ILR as a Bereaved Partner (UK)
If your partner just passed away during your probationary period as a migrant in the UK on your partner/spouse visa, get in touch with us. At Gulbenkian Andonian Solicitors, our team of experienced immigration lawyers London can provide you with the best legal advice and assistance related to your immigration status in the UK and options available to settle here permanently.
In such a situation, the UK immigration law gives migrants an option to apply for ILR as a bereaved partner. However, there are certain requirements that you must meet in order to qualify. Continue reading to learn about the requirements and other important things about ILR as a bereaved partner UK.
Who Can Apply for ILR as a Bereaved Partner UK?
You can apply for indefinite leave to remain as a bereaved partner if:
- Currently, you have temporary permission to live as a wife, husband, same-sex, unmarried or civil partner of a settled person or a British national who has died.
- You and your partner were living together and intended to live permanently with each other at the time of death.
- Your partner was present and settled in the United Kingdom when they passed away.
The section BPILR of Appendix FM has made this provision only for those migrants who are bereaved during the probationary period, provided they had a subsisting relationship.
Keep in mind that this option is not applicable to those who have limited leave to enter or remain in the UK or who is an EEA (European Economic Area) national exercising treaty rights. Furthermore, the rules pertaining to bereaved partners don’t apply to fiancé(e)s and proposed civil partners.
Can an applicant apply for ILR bereavement visa from outside the United Kingdom?
No. As per Section BPILR 1.1 of Appendix FM, the applicant of ILR as a bereaved partner should be in the UK at the time of application submission. Also, they must fulfil the suitability and eligibility requirements under Section S-ILR and E-BPILR of Appendix FM of the Immigration Rules.
Does the applicant need to provide a death certificate?
Yes. The applicant must provide the death certificate of their partner when applying for ILR as a bereaved partner. Moreover, the Home Office states that this certificate is needed to suffice as evidence.
Does the Home Office make detailed enquiries?
No. The Home Office doesn’t make detailed enquiries as the applicant may be in distress. In fact, the Home Office tactfully deals with the situation and observes care while making any enquiry. However, enquiries may be made if there is any doubt about the marriage or relationship subsistence of the applicant with the deceased partner.

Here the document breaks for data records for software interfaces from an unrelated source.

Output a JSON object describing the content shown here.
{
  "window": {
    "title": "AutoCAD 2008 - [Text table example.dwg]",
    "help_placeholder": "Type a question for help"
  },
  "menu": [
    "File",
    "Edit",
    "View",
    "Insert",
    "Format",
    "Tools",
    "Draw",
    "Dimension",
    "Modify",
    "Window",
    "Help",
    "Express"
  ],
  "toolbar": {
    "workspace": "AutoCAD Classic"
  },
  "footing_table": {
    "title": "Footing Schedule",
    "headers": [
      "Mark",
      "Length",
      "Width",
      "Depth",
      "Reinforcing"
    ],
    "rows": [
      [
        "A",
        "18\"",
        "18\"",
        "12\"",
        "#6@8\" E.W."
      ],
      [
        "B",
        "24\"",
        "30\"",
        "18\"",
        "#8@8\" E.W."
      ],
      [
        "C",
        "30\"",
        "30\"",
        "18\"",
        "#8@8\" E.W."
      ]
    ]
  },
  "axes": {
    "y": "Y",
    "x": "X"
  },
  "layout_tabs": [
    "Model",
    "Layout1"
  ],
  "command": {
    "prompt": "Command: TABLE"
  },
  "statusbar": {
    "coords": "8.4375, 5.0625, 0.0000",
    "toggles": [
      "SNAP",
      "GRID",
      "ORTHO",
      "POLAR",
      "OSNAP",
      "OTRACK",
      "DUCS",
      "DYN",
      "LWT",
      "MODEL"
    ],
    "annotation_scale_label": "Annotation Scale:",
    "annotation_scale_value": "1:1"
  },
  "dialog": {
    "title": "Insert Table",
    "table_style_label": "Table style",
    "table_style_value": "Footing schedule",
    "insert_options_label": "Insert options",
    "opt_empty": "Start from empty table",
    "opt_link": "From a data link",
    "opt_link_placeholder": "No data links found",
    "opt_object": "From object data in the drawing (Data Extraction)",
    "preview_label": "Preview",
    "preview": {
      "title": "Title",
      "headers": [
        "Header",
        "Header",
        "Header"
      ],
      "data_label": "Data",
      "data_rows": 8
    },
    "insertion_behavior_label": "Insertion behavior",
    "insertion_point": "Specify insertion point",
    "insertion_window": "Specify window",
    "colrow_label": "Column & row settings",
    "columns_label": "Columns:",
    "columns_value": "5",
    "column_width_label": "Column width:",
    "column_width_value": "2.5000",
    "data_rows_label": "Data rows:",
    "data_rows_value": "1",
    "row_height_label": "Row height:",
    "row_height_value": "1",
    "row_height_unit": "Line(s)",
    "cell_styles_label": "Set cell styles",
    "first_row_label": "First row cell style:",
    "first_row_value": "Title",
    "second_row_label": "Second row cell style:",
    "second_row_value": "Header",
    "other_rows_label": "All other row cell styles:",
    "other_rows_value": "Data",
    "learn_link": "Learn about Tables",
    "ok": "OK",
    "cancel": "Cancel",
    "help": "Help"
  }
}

What happens if the bereaved partner has overstayed in the United Kingdom?
This wouldn’t affect their application. This is because no compliance relating to overstay in the UK is required for ILR as a bereaved partner.
When is limited leave granted to the bereaved partner?
The applicant may be granted a limited leave instead of an indefinite leave to remain in the UK if they are unable to meet all the suitability requirements, except for S-ILR 1.5 and 1.6. S-ILR 1.5 that relates to imprisonment for less than a year. Similarly, S-ILR 1.6 focuses on a non-custodial sentence and other out-of-court disposals recorded on their criminal record within a span of two years prior to the date of application submission.
The applicant may get a limited leave to remain in the UK for not more 30 months under paragraph D-BPILR 1.2. It is subject to the condition that no alternative or access to public funds.
Can the applicant further their application after 30 months of granted limited leave?
Once the applicant gets a limited leave to remain in the UK, they can make a further application for ILR but that has to be within the 30-month period granted and if they are able to successfully meet the paragraph S-ILR 1.5 and 1.6 requirements.
When and why is the ILR as a bereaved partner application refused and rejected?
When the applicant fails to meet the requirements for ILR or further leave to remain under D-BPILR 1.3 and 1.2, their application can get rejected. Although a refusal letter provides for an administrative review, there is no right of appeal for an ILR application.
Among the most common reasons for application refusal include:
- Order of deportation
- The applicant’s presence is not favourable for the public because of being imprisoned for at least four years
- Character and conduct issues
- Inability to pay outstanding charges to the NHS (National Health Service) with a value of or above £500
- Lack of accommodation and maintenance
- The last leave to remain in the UK was as a civil partner or as fiancé(e)
- The relationship was no subsisting or genuine
- The intentions to live together were doubtful